It also calls to mind the fact that Muslims – particularly young Muslim men – are brainwashed by their imams and other Muslim clerics into believing that jihad (holy war) is absolutely required in the ongoing effort to expand Muslim territory at the expense of territory owned by the "infidel," anyone who isn't Muslim, and that such actions as blowing up women and children in their own country as well as other countries and thus fomenting terror as a weapon of choice, is perfectly acceptable. This is unspeakably cowardly, but speaks to the bloodthirstiness of jihad, as well as to the intolerable sanguinary nature of Islam. The Koran (Islamic holy book manufactured by Mohammed 1400 or so years ago) mandates the killing of the infidel at every opportunity.

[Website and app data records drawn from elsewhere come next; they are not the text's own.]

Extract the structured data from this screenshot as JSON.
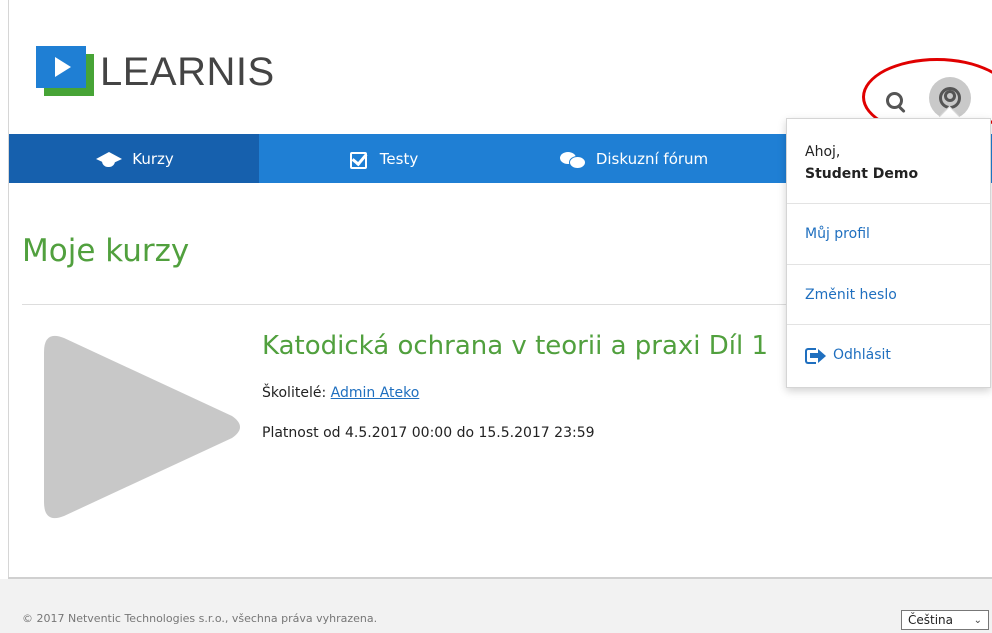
{
  "brand": {
    "name": "LEARNIS"
  },
  "header": {
    "search_icon": "search-icon",
    "account_icon": "user-circle-icon"
  },
  "nav": {
    "items": [
      {
        "label": "Kurzy",
        "icon": "graduation-cap-icon",
        "active": true
      },
      {
        "label": "Testy",
        "icon": "checkbox-icon",
        "active": false
      },
      {
        "label": "Diskuzní fórum",
        "icon": "chat-bubbles-icon",
        "active": false
      }
    ]
  },
  "main": {
    "title": "Moje kurzy",
    "course": {
      "title": "Katodická ochrana v teorii a praxi Díl 1",
      "trainers_label": "Školitelé:",
      "trainer_name": "Admin Ateko",
      "validity": "Platnost od 4.5.2017 00:00 do 15.5.2017 23:59"
    }
  },
  "user_menu": {
    "greeting": "Ahoj,",
    "user_name": "Student Demo",
    "profile": "Můj profil",
    "change_password": "Změnit heslo",
    "logout": "Odhlásit"
  },
  "footer": {
    "copyright": "© 2017 Netventic Technologies s.r.o., všechna práva vyhrazena.",
    "language": "Čeština"
  },
  "colors": {
    "nav_blue": "#1f7fd4",
    "nav_active": "#1660ad",
    "title_green": "#51a03e",
    "annotation_red": "#e00000"
  }
}
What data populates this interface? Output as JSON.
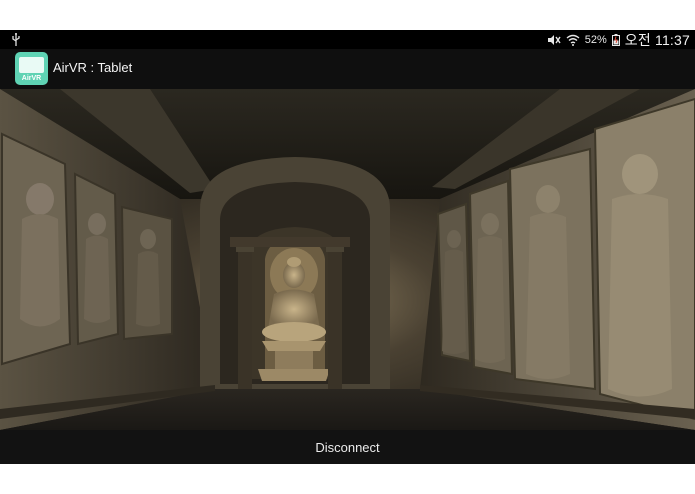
{
  "status_bar": {
    "battery": "52%",
    "clock": "오전 11:37",
    "icons": [
      "usb-icon",
      "mute-icon",
      "wifi-icon",
      "battery-icon"
    ]
  },
  "action_bar": {
    "app_icon_text": "AirVR",
    "title": "AirVR : Tablet"
  },
  "scene": {
    "description_icon": "buddha-grotto-vr-view"
  },
  "bottom_bar": {
    "disconnect_label": "Disconnect"
  }
}
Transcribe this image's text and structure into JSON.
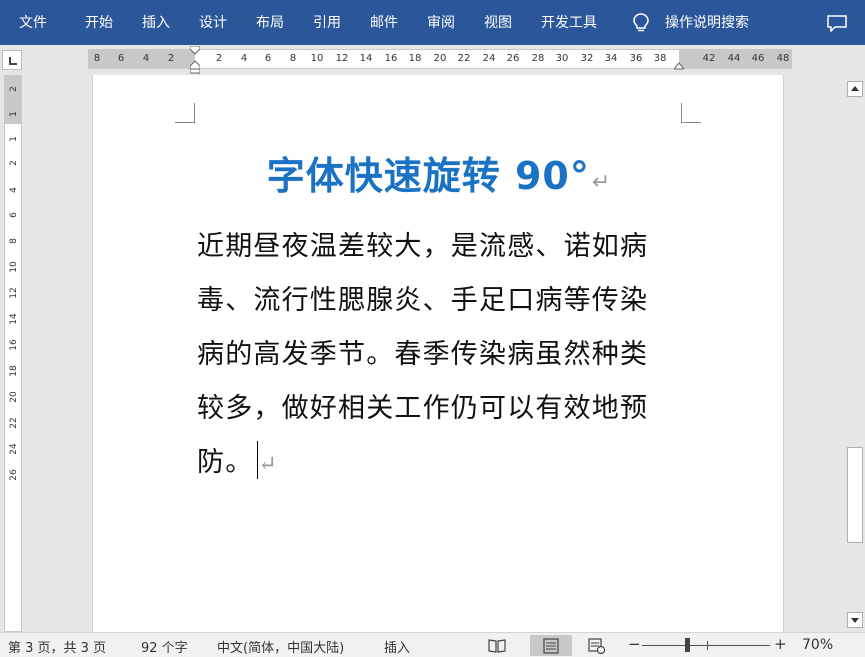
{
  "ribbon": {
    "tabs": [
      "文件",
      "开始",
      "插入",
      "设计",
      "布局",
      "引用",
      "邮件",
      "审阅",
      "视图",
      "开发工具"
    ],
    "tell_me": "操作说明搜索",
    "tell_me_icon": "lightbulb-icon",
    "comment_icon": "comment-icon",
    "bg_color": "#2b579a"
  },
  "ruler": {
    "left_numbers": [
      "8",
      "6",
      "4",
      "2"
    ],
    "numbers": [
      "2",
      "4",
      "6",
      "8",
      "10",
      "12",
      "14",
      "16",
      "18",
      "20",
      "22",
      "24",
      "26",
      "28",
      "30",
      "32",
      "34",
      "36",
      "38"
    ],
    "right_numbers": [
      "42",
      "44",
      "46",
      "48"
    ],
    "vertical_numbers": [
      "2",
      "1",
      "1",
      "2",
      "4",
      "6",
      "8",
      "10",
      "12",
      "14",
      "16",
      "18",
      "20",
      "22",
      "24",
      "26"
    ]
  },
  "document": {
    "title": "字体快速旋转 90°",
    "title_color": "#1a72c4",
    "body_lines": [
      "近期昼夜温差较大，是流感、诺如病",
      "毒、流行性腮腺炎、手足口病等传染",
      "病的高发季节。春季传染病虽然种类",
      "较多，做好相关工作仍可以有效地预",
      "防。"
    ],
    "paragraph_mark": "↵"
  },
  "status": {
    "page_info": "第 3 页，共 3 页",
    "word_count": "92 个字",
    "language": "中文(简体，中国大陆)",
    "mode": "插入",
    "zoom_minus": "−",
    "zoom_plus": "+",
    "zoom_level": "70%"
  }
}
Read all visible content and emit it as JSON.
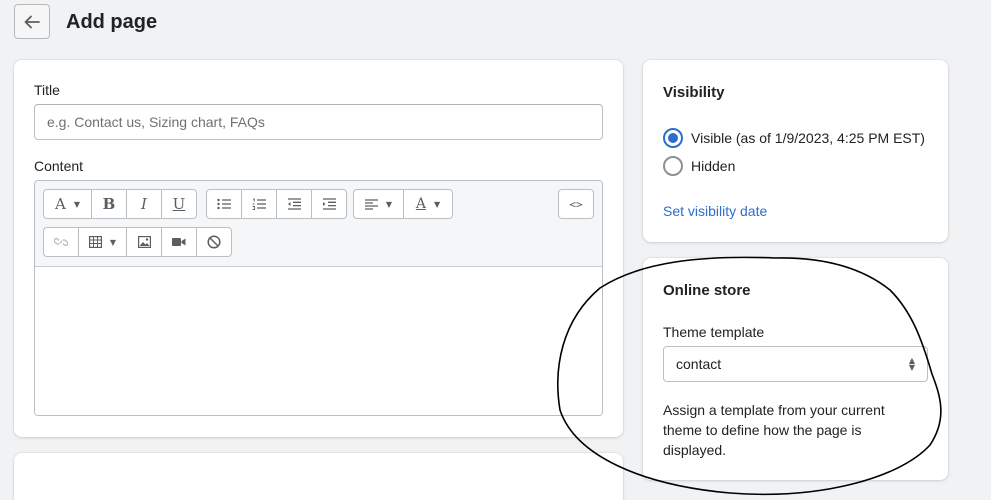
{
  "header": {
    "title": "Add page",
    "back_icon": "arrow-left-icon"
  },
  "main_card": {
    "title_label": "Title",
    "title_placeholder": "e.g. Contact us, Sizing chart, FAQs",
    "title_value": "",
    "content_label": "Content",
    "toolbar": {
      "row1": [
        {
          "name": "font-format-dropdown",
          "glyph": "A",
          "dropdown": true
        },
        {
          "name": "bold",
          "glyph": "B"
        },
        {
          "name": "italic",
          "glyph": "I"
        },
        {
          "name": "underline",
          "glyph": "U"
        },
        {
          "name": "bulleted-list",
          "icon": "bulleted-list-icon"
        },
        {
          "name": "numbered-list",
          "icon": "numbered-list-icon"
        },
        {
          "name": "outdent",
          "icon": "outdent-icon"
        },
        {
          "name": "indent",
          "icon": "indent-icon"
        },
        {
          "name": "align-dropdown",
          "icon": "align-left-icon",
          "dropdown": true
        },
        {
          "name": "text-color-dropdown",
          "glyph": "A",
          "dropdown": true
        },
        {
          "name": "show-html",
          "glyph": "<>"
        }
      ],
      "row2": [
        {
          "name": "insert-link",
          "icon": "link-icon",
          "disabled": true
        },
        {
          "name": "insert-table-dropdown",
          "icon": "table-icon",
          "dropdown": true
        },
        {
          "name": "insert-image",
          "icon": "image-icon"
        },
        {
          "name": "insert-video",
          "icon": "video-icon"
        },
        {
          "name": "clear-formatting",
          "icon": "clear-format-icon"
        }
      ]
    },
    "content_value": ""
  },
  "visibility_card": {
    "title": "Visibility",
    "options": [
      {
        "label": "Visible (as of 1/9/2023, 4:25 PM EST)",
        "checked": true
      },
      {
        "label": "Hidden",
        "checked": false
      }
    ],
    "link": "Set visibility date"
  },
  "online_store_card": {
    "title": "Online store",
    "template_label": "Theme template",
    "template_value": "contact",
    "help_text": "Assign a template from your current theme to define how the page is displayed."
  },
  "colors": {
    "accent": "#2c6ecb",
    "background": "#f1f2f3",
    "annotation": "#000000"
  }
}
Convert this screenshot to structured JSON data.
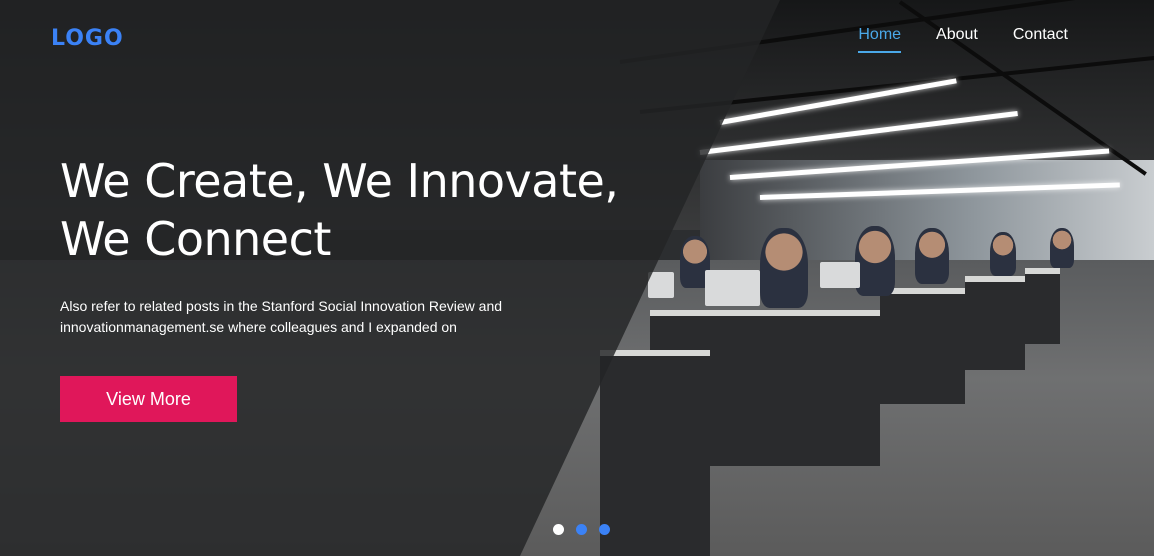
{
  "brand": {
    "logo_text": "LOGO"
  },
  "nav": {
    "items": [
      {
        "label": "Home",
        "active": true
      },
      {
        "label": "About",
        "active": false
      },
      {
        "label": "Contact",
        "active": false
      }
    ]
  },
  "hero": {
    "headline_line1": "We Create, We Innovate,",
    "headline_line2": "We Connect",
    "subtext_line1": "Also refer to related posts in the Stanford Social Innovation Review and",
    "subtext_line2": "innovationmanagement.se where colleagues and I expanded on",
    "button_label": "View More",
    "background_image": "open-plan office with people working at laptops"
  },
  "carousel": {
    "slide_count": 3,
    "active_index": 0
  },
  "colors": {
    "accent_blue": "#3b82f6",
    "nav_active": "#4aa8e8",
    "button": "#e0175a",
    "overlay": "#232426",
    "text": "#ffffff"
  }
}
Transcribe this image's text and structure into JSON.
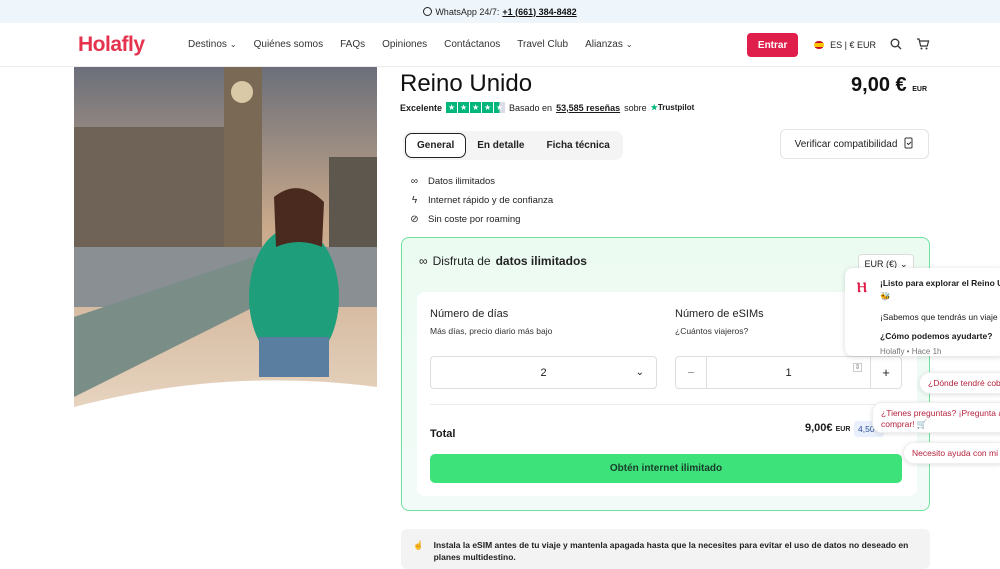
{
  "topbar": {
    "prefix": "WhatsApp 24/7:",
    "phone": "+1 (661) 384-8482"
  },
  "nav": {
    "logo": "Holafly",
    "items": [
      {
        "label": "Destinos",
        "dropdown": true
      },
      {
        "label": "Quiénes somos",
        "dropdown": false
      },
      {
        "label": "FAQs",
        "dropdown": false
      },
      {
        "label": "Opiniones",
        "dropdown": false
      },
      {
        "label": "Contáctanos",
        "dropdown": false
      },
      {
        "label": "Travel Club",
        "dropdown": false
      },
      {
        "label": "Alianzas",
        "dropdown": true
      }
    ],
    "login_label": "Entrar",
    "lang_label": "ES | € EUR"
  },
  "product": {
    "title": "Reino Unido",
    "price": "9,00 €",
    "price_currency": "EUR",
    "rating_label": "Excelente",
    "rating_stars": 4.5,
    "based_on": "Basado en",
    "reviews": "53,585 reseñas",
    "on": "sobre",
    "trustpilot": "Trustpilot"
  },
  "tabs": [
    {
      "label": "General",
      "active": true
    },
    {
      "label": "En detalle",
      "active": false
    },
    {
      "label": "Ficha técnica",
      "active": false
    }
  ],
  "compat_label": "Verificar compatibilidad",
  "features": [
    {
      "icon": "infinity-icon",
      "label": "Datos ilimitados"
    },
    {
      "icon": "bolt-icon",
      "label": "Internet rápido y de confianza"
    },
    {
      "icon": "no-roaming-icon",
      "label": "Sin coste por roaming"
    }
  ],
  "plan": {
    "heading_pre": "Disfruta de",
    "heading_bold": "datos ilimitados",
    "currency_select": "EUR (€)",
    "days_label": "Número de días",
    "days_sub": "Más días, precio diario más bajo",
    "days_value": "2",
    "esims_label": "Número de eSIMs",
    "esims_sub": "¿Cuántos viajeros?",
    "esims_value": "1",
    "total_label": "Total",
    "total_value": "9,00€",
    "total_currency": "EUR",
    "daily_badge": "4,50",
    "cta": "Obtén internet ilimitado"
  },
  "note": "Instala la eSIM antes de tu viaje y mantenla apagada hasta que la necesites para evitar el uso de datos no deseado en planes multidestino.",
  "chat": {
    "line1": "¡Listo para explorar el Reino Unido?",
    "line2": "🐝",
    "line3": "¡Sabemos que tendrás un viaje increíble!",
    "line4": "¿Cómo podemos ayudarte?",
    "line5": "Holafly • Hace 1h"
  },
  "bubbles": [
    "¿Dónde tendré cobertura?",
    "¿Tienes preguntas? ¡Pregunta antes de",
    "comprar! 🛒",
    "Necesito ayuda con mi eSIM"
  ]
}
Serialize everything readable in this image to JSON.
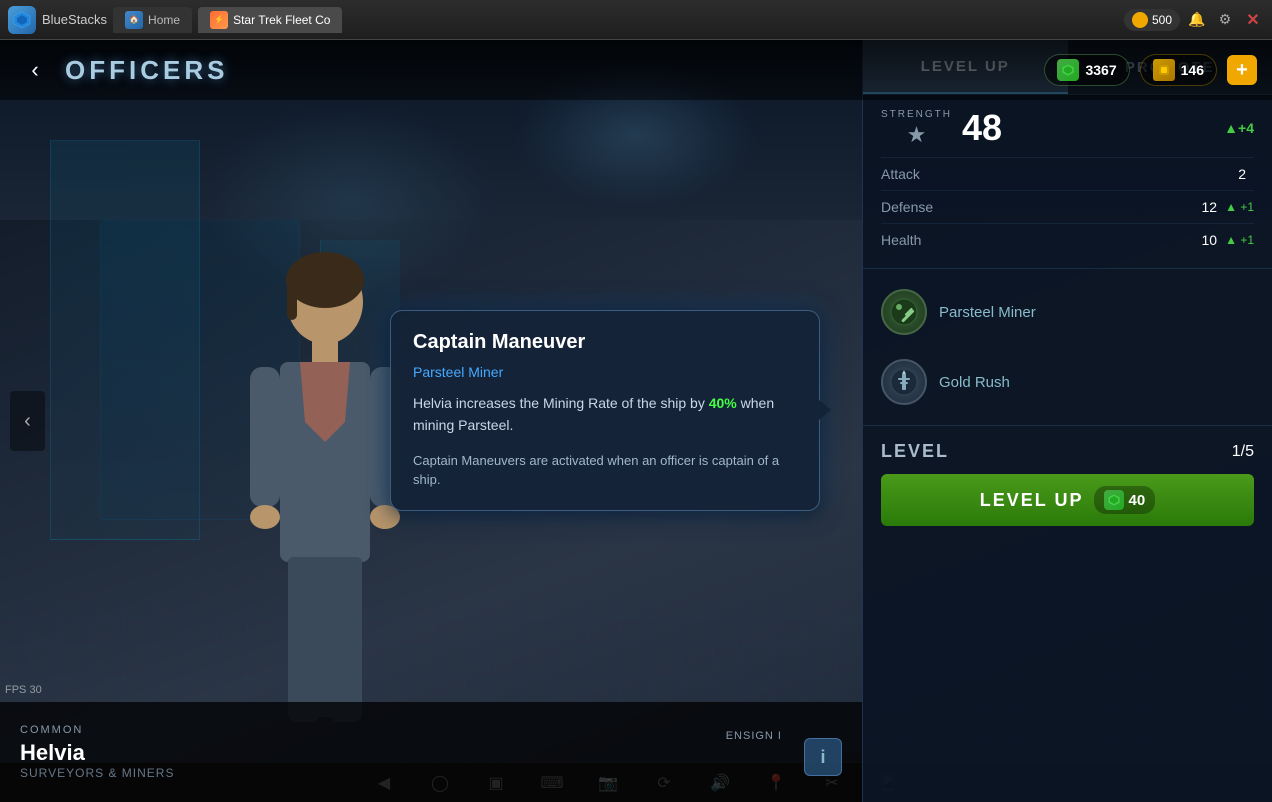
{
  "bluestacks": {
    "title": "BlueStacks",
    "coin_amount": "500",
    "tabs": [
      {
        "label": "Home",
        "type": "home"
      },
      {
        "label": "Star Trek Fleet Co",
        "type": "game",
        "active": true
      }
    ]
  },
  "game": {
    "page_title": "OFFICERS",
    "resources": {
      "green_amount": "3367",
      "gold_amount": "146"
    }
  },
  "right_panel": {
    "tabs": [
      {
        "label": "LEVEL UP",
        "active": true
      },
      {
        "label": "PROMOTE",
        "active": false
      }
    ],
    "strength": {
      "label": "STRENGTH",
      "value": "48",
      "change": "+4"
    },
    "stats": [
      {
        "name": "Attack",
        "value": "2",
        "change": null
      },
      {
        "name": "Defense",
        "value": "12",
        "change": "+1"
      },
      {
        "name": "Health",
        "value": "10",
        "change": "+1"
      }
    ],
    "abilities": [
      {
        "name": "Parsteel Miner",
        "type": "mining"
      },
      {
        "name": "Gold Rush",
        "type": "rush"
      }
    ],
    "level": {
      "label": "LEVEL",
      "current": "1",
      "max": "5",
      "display": "1/5"
    },
    "level_up_btn": {
      "label": "LEVEL UP",
      "cost": "40"
    }
  },
  "captain_popup": {
    "title": "Captain Maneuver",
    "subtitle": "Parsteel Miner",
    "body": "Helvia increases the Mining Rate of the ship by 40% when mining Parsteel.",
    "highlight": "40%",
    "note": "Captain Maneuvers are activated when an officer is captain of a ship."
  },
  "officer": {
    "rank": "COMMON",
    "rank_right": "ENSIGN I",
    "name": "Helvia",
    "type": "SURVEYORS & MINERS"
  },
  "fps": {
    "label": "FPS",
    "value": "30"
  }
}
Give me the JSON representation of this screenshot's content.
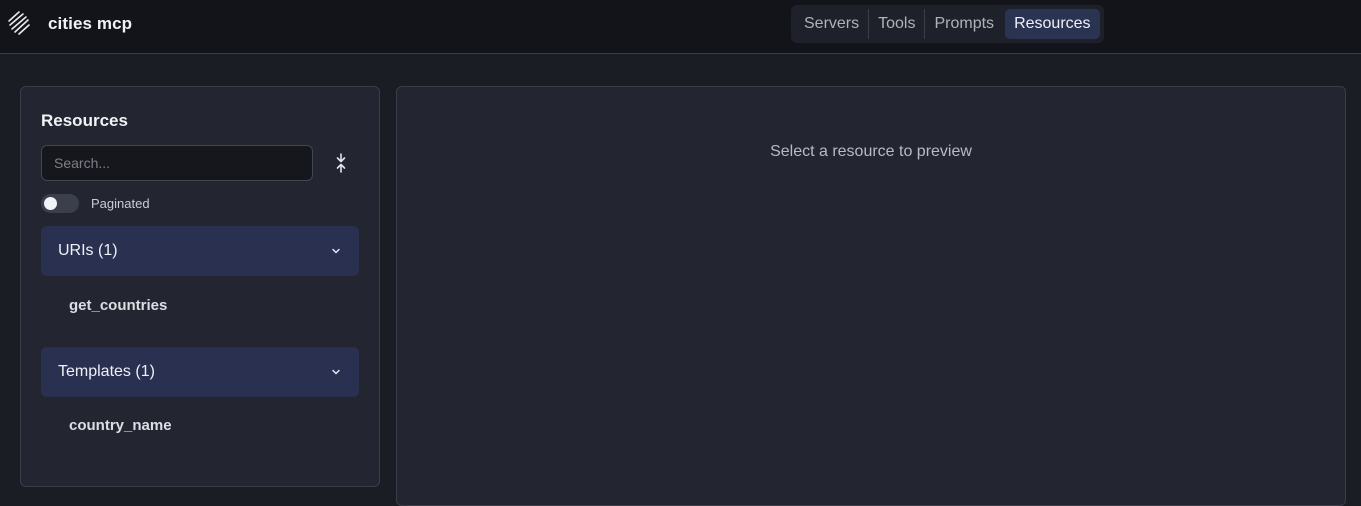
{
  "header": {
    "app_title": "cities mcp",
    "logo_icon": "anthropic-logo-icon",
    "nav": [
      {
        "label": "Servers",
        "active": false
      },
      {
        "label": "Tools",
        "active": false
      },
      {
        "label": "Prompts",
        "active": false
      },
      {
        "label": "Resources",
        "active": true
      }
    ]
  },
  "sidebar": {
    "title": "Resources",
    "search": {
      "placeholder": "Search...",
      "value": ""
    },
    "collapse_icon": "collapse-all-icon",
    "paginated": {
      "label": "Paginated",
      "checked": false
    },
    "groups": [
      {
        "label": "URIs (1)",
        "expanded": true,
        "items": [
          "get_countries"
        ]
      },
      {
        "label": "Templates (1)",
        "expanded": true,
        "items": [
          "country_name"
        ]
      }
    ]
  },
  "preview": {
    "empty_message": "Select a resource to preview"
  },
  "colors": {
    "background": "#1b1d25",
    "panel": "#232631",
    "active_accent": "#2b3352"
  }
}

The intertwining of Islam with the intransigence of the Palestinians with respect to their refusal to form a viable government and their penchant for homicide/suicide bombing of innocent people in the marketplace or in a restaurant in Israel with the beheading activity in Thailand and throughout the Far East now is well-documented and intolerable. Perhaps the time has come for civilized people (including out the beheaders and homicide/suicide murderers) to make a distinction between Islam and all other faiths, with respect to religion. Hitler indoctrinated German youth with the "Aryan superiority" claptrap, and they helped him kill millions…before being killed. The ayatollahs are indoctrinating their youth with the "Muslim superiority" claptrap, and they will help these old men kill untold multitudes (200,000 in Sudan at last count)…until they are killed, as they must be, if civilization is to endure.

And so it goes.

Jim Clark